18 April 2008


Just outside of Caracas, in the mountains in a patch of land called Camino de los Indios leftist President Hugo Chávez is building a new metropolis from scratch.
Caribia, the first of about a dozen "socialist cities" that is intended as a utopia of sorts, where all residents will participate in community affairs and grow crops such as carrots and coffee on patches of countryside that will surround their homes.
The city is bulldozed out of the tropical forest and will be populated with the denizens of Caracas's overcrowded slums. It would be a beautiful place, with shopping malls, parks, schools and enough neat four-story apartment blocks to house 100,000 people.
But where does socialism fit into this oil-rich nation where the rich-poor divide is as palpable as anywhere else in Latin America? Chávez has a name for it: 21st Century Socialism. Caribia embodies Chávez's vision that socialism and the intensely capitalist society of Venzuela can sit comfortably next to each other.
"Our goal is that there is no inequality, that everyone has an equal voice," says Rafael Lander, the vice minister of planning in the government's Ministry of Popular Power for Housing and Habitat.

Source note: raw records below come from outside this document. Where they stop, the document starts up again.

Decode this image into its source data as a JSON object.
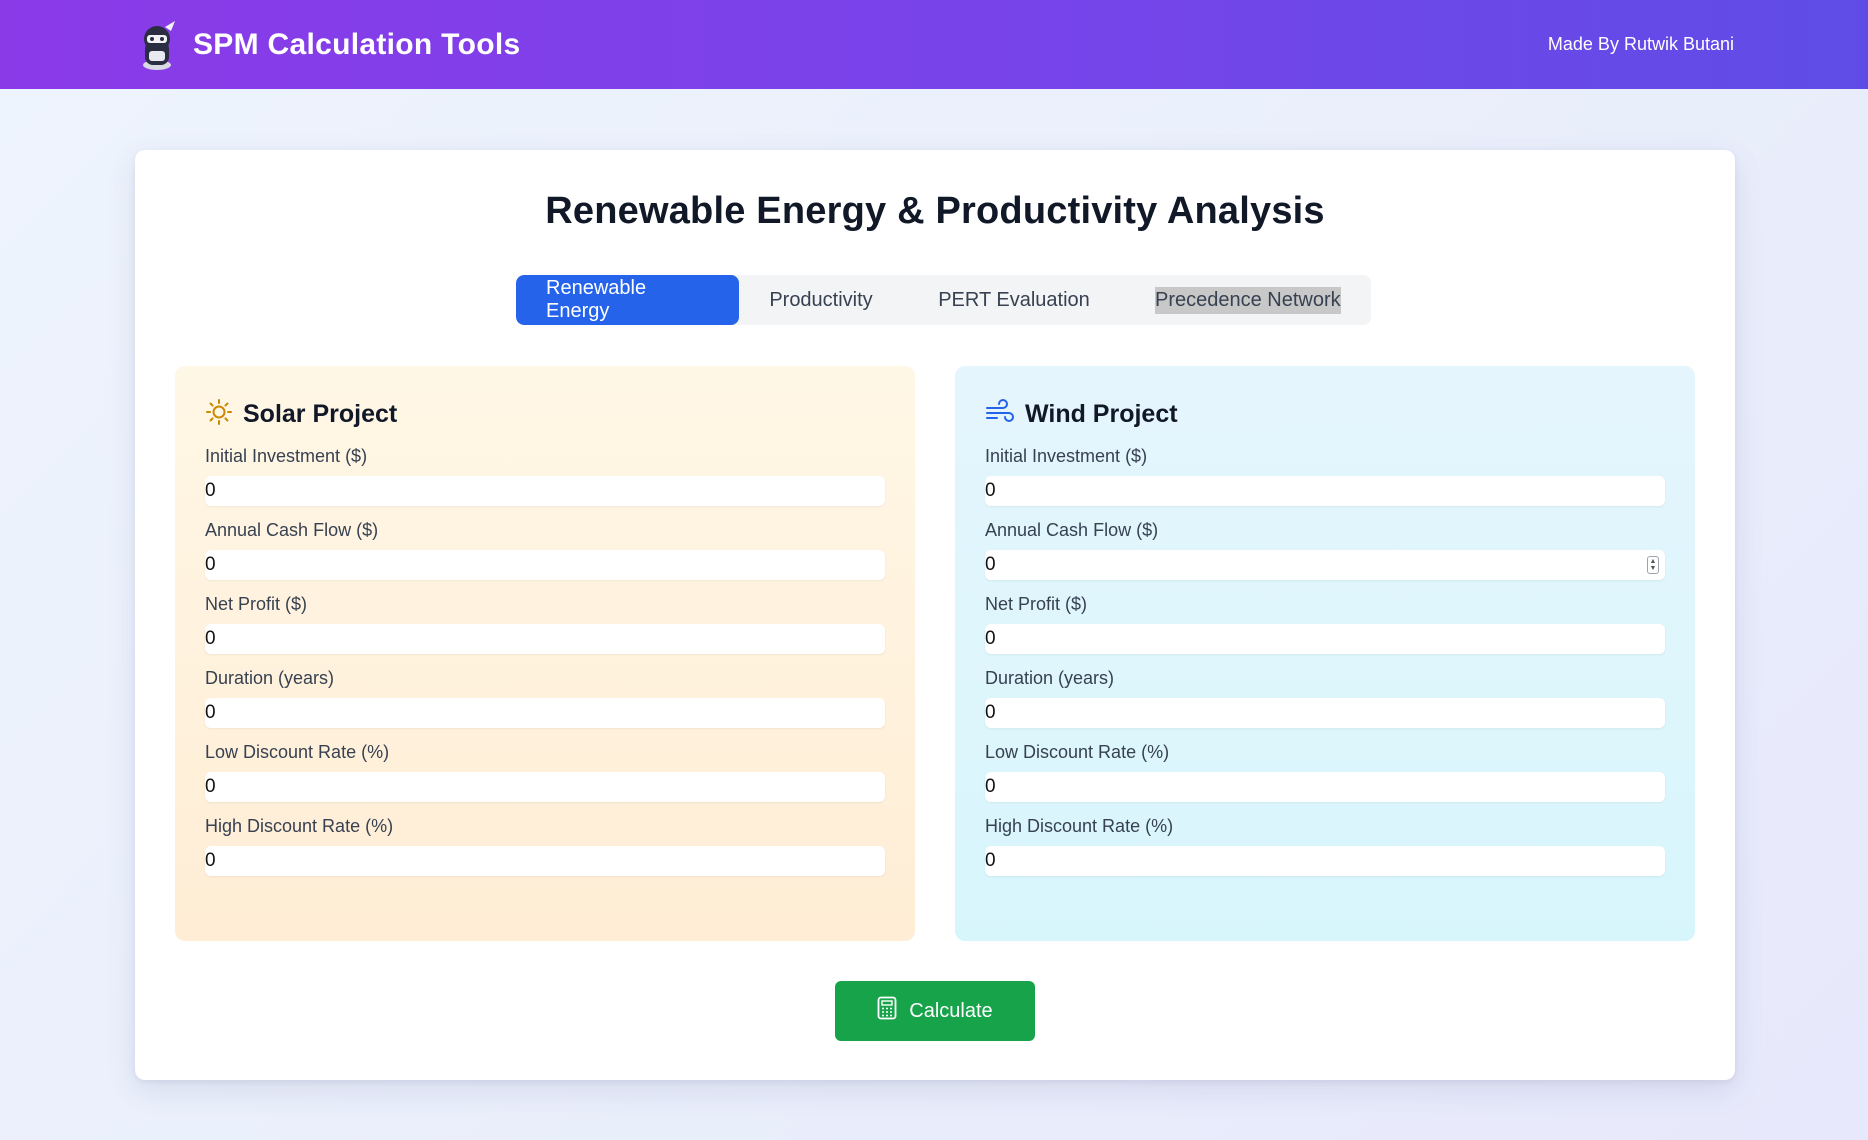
{
  "header": {
    "app_title": "SPM Calculation Tools",
    "made_by": "Made By Rutwik Butani"
  },
  "main": {
    "page_title": "Renewable Energy & Productivity Analysis",
    "tabs": [
      {
        "label": "Renewable Energy",
        "active": true
      },
      {
        "label": "Productivity",
        "active": false
      },
      {
        "label": "PERT Evaluation",
        "active": false
      },
      {
        "label": "Precedence Network",
        "active": false
      }
    ],
    "solar": {
      "title": "Solar Project",
      "icon": "sun-icon",
      "fields": [
        {
          "label": "Initial Investment ($)",
          "value": "0"
        },
        {
          "label": "Annual Cash Flow ($)",
          "value": "0"
        },
        {
          "label": "Net Profit ($)",
          "value": "0"
        },
        {
          "label": "Duration (years)",
          "value": "0"
        },
        {
          "label": "Low Discount Rate (%)",
          "value": "0"
        },
        {
          "label": "High Discount Rate (%)",
          "value": "0"
        }
      ]
    },
    "wind": {
      "title": "Wind Project",
      "icon": "wind-icon",
      "fields": [
        {
          "label": "Initial Investment ($)",
          "value": "0"
        },
        {
          "label": "Annual Cash Flow ($)",
          "value": "0"
        },
        {
          "label": "Net Profit ($)",
          "value": "0"
        },
        {
          "label": "Duration (years)",
          "value": "0"
        },
        {
          "label": "Low Discount Rate (%)",
          "value": "0"
        },
        {
          "label": "High Discount Rate (%)",
          "value": "0"
        }
      ]
    },
    "calculate_label": "Calculate"
  },
  "colors": {
    "header_start": "#8b3ae8",
    "header_end": "#5f4ce6",
    "active_tab": "#2563eb",
    "calculate_button": "#16a34a",
    "solar_panel": "#fff3e0",
    "wind_panel": "#e0f5fc"
  }
}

It's part of the government's push for adequate housing for Venezuelans, one of several "missions" for the poor that have been financed largely with oil wealth. But this socialist city is not just any old housing project. It will boast its own radio station and newspaper. The community will be ecologically sound and self-sustaining. There will be parks, a university, and medical clinics. The most important feature, planners say, is the 10 or so community councils that will be organized around groups of housing complexes. Residents will hail from high-risk neighborhoods, says Mr. Lander. When the program was announced, the local media quoted Chávez as saying: "The socialist cities are ecological cities for the family, for the people … not for consumerism."

The Washington Post article on Chávez' vision says:

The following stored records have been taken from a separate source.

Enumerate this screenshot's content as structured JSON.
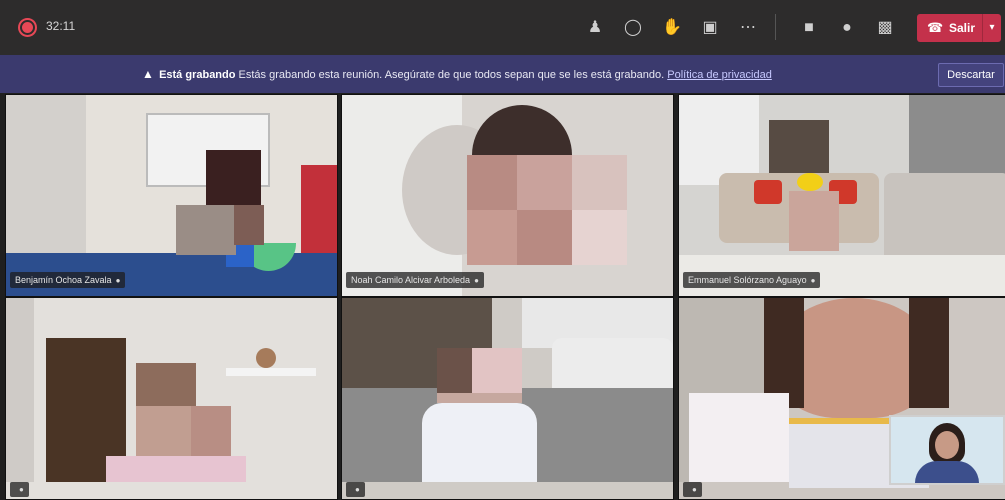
{
  "toolbar": {
    "timer": "32:11",
    "leave_label": "Salir"
  },
  "banner": {
    "title": "Está grabando",
    "message": "Estás grabando esta reunión. Asegúrate de que todos sepan que se les está grabando.",
    "policy_link": "Política de privacidad",
    "dismiss_label": "Descartar"
  },
  "participants": [
    {
      "name": "Benjamín Ochoa Zavala"
    },
    {
      "name": "Noah Camilo Alcivar Arboleda"
    },
    {
      "name": "Emmanuel Solórzano Aguayo"
    },
    {
      "name": ""
    },
    {
      "name": ""
    },
    {
      "name": ""
    }
  ],
  "icons": {
    "record": "record-indicator-icon",
    "people": "people-icon",
    "chat": "chat-icon",
    "reactions": "raise-hand-icon",
    "rooms": "breakout-rooms-icon",
    "more": "more-actions-icon",
    "camera": "camera-icon",
    "mic": "microphone-icon",
    "share": "share-screen-icon",
    "leave": "phone-hangup-icon",
    "warning": "warning-icon"
  },
  "colors": {
    "topbar": "#2d2c2c",
    "banner": "#3b3a6e",
    "leave": "#c4314b",
    "record": "#e74856"
  }
}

In launching this extraordinary project, which he hopes will be the first of many around Venezuela, Chávez joins a long list of rulers who have dreamed of converting nature into orderly living space for the masses. Among them are Stalin, Mao and Romania's Nicolae Ceausescu -- but also the more benign Julius Nyerere, the Tanzanian president who, back in the 1970s, thought it would be a good idea to move 5 million of his countrymen into cookie-cutter villages partly financed by the World Bank.
Like all of these men, Chávez acts on an ideology that anthropologist James C. Scott of Yale has called "high modernism." In his brilliant 1998 book about the phenomenon, "Seeing Like a State," Scott explored the peculiar mix of good intentions and megalomania that has driven one unchecked government after another to pursue the dream of a reconcentrated populace: "a strong, one might even say muscle-bound, version of the self-confidence about scientific and technical progress, the expansion of production, the growing satisfaction of human needs, the mastery of nature (including human nature), and above all, the rational design of social order commensurate with the scientific understanding of natural laws."
and further:
Architecturally and ecologically unsustainable, high modernist projects always collapse of their own weight sooner or later. As Scott writes, "the history of Third World development is littered with the debris of huge agricultural schemes and new cities . . . that have failed their residents." Eastern Europe and the former Soviet Union fit that assessment also, as visitors to Germany's Eisenhuettenstadt, begun in the 1950s as Stalinstadt, can attest. Designated "the first socialist city on German soil" by East Germany's Communists, it was plunked down next to an immense steel mill and commanded to thrive. Today, the depressed city is hemorrhaging residents.
But Chávez, the tribune of Venezuela's poor, is not listening. He is thinking big. He is like previous high-modernist authoritarians, who, as Scott writes, "regarded themselves as far smarter and far-seeing than they really were and, at the same time, regarded their subjects as far more stupid and incompetent than they really were."